**Instructions to follow:** Set the data below down again, exactly, with every picture left out.

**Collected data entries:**
****************

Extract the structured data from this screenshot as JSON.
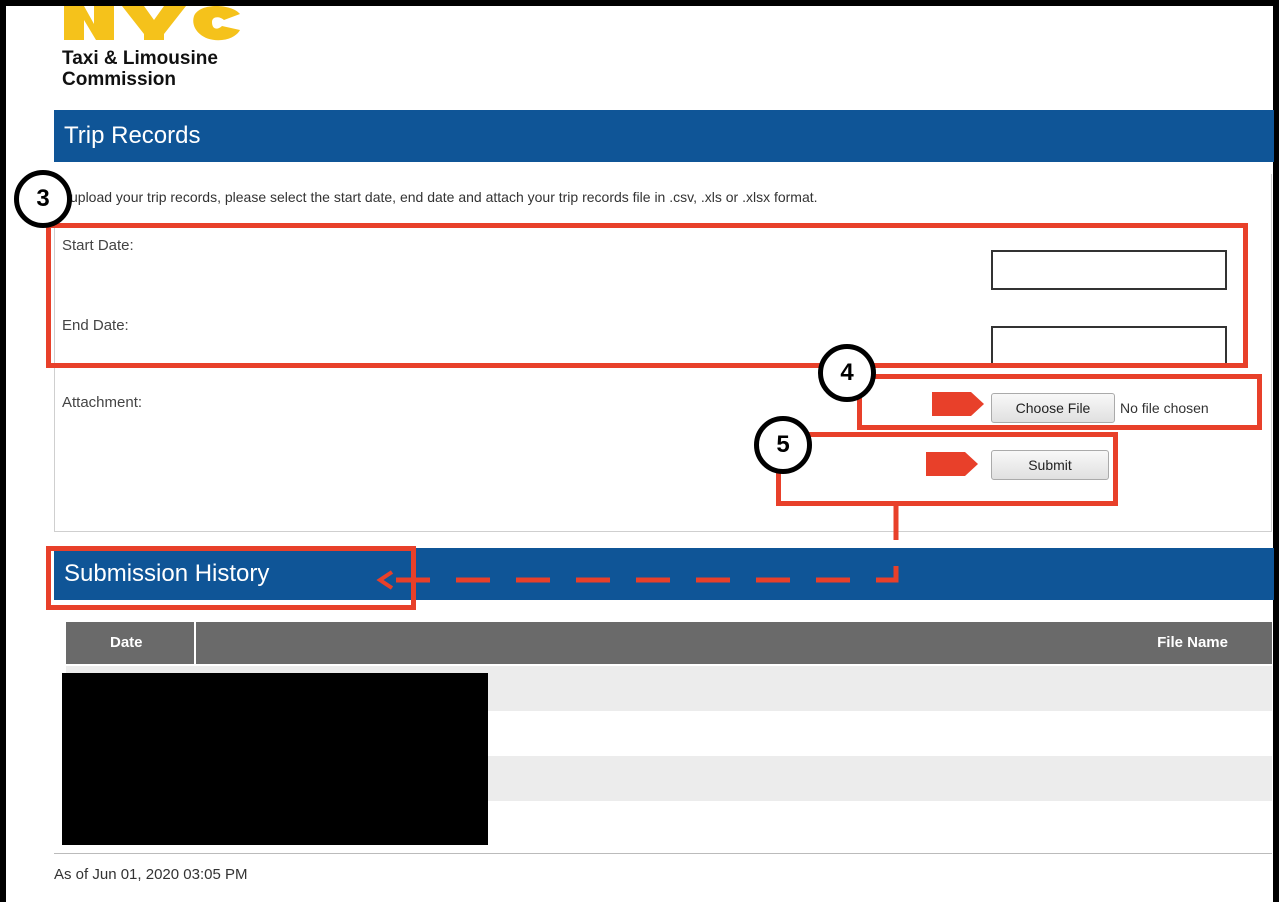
{
  "logo": {
    "mark": "NYC",
    "line1": "Taxi & Limousine",
    "line2": "Commission"
  },
  "trip_records": {
    "title": "Trip Records",
    "instruction": "upload your trip records, please select the start date, end date and attach your trip records file in .csv, .xls or .xlsx format.",
    "start_date_label": "Start Date:",
    "end_date_label": "End Date:",
    "attachment_label": "Attachment:",
    "choose_file_label": "Choose File",
    "no_file_text": "No file chosen",
    "submit_label": "Submit"
  },
  "submission_history": {
    "title": "Submission History",
    "columns": [
      "Date",
      "File Name"
    ]
  },
  "footer": {
    "timestamp": "As of Jun 01, 2020 03:05 PM"
  },
  "annotations": {
    "step3": "3",
    "step4": "4",
    "step5": "5"
  },
  "colors": {
    "header_blue": "#0f5597",
    "callout_red": "#e8402a",
    "table_header_gray": "#6a6a6a",
    "logo_yellow": "#f5c21b"
  }
}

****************

**Answer box:**
Extract the structured data from this screenshot as JSON.
{
  "logo": {
    "mark": "NYC",
    "line1": "Taxi & Limousine",
    "line2": "Commission"
  },
  "trip_records": {
    "title": "Trip Records",
    "instruction": "upload your trip records, please select the start date, end date and attach your trip records file in .csv, .xls or .xlsx format.",
    "start_date_label": "Start Date:",
    "end_date_label": "End Date:",
    "attachment_label": "Attachment:",
    "choose_file_label": "Choose File",
    "no_file_text": "No file chosen",
    "submit_label": "Submit"
  },
  "submission_history": {
    "title": "Submission History",
    "columns": [
      "Date",
      "File Name"
    ]
  },
  "footer": {
    "timestamp": "As of Jun 01, 2020 03:05 PM"
  },
  "annotations": {
    "step3": "3",
    "step4": "4",
    "step5": "5"
  },
  "colors": {
    "header_blue": "#0f5597",
    "callout_red": "#e8402a",
    "table_header_gray": "#6a6a6a",
    "logo_yellow": "#f5c21b"
  }
}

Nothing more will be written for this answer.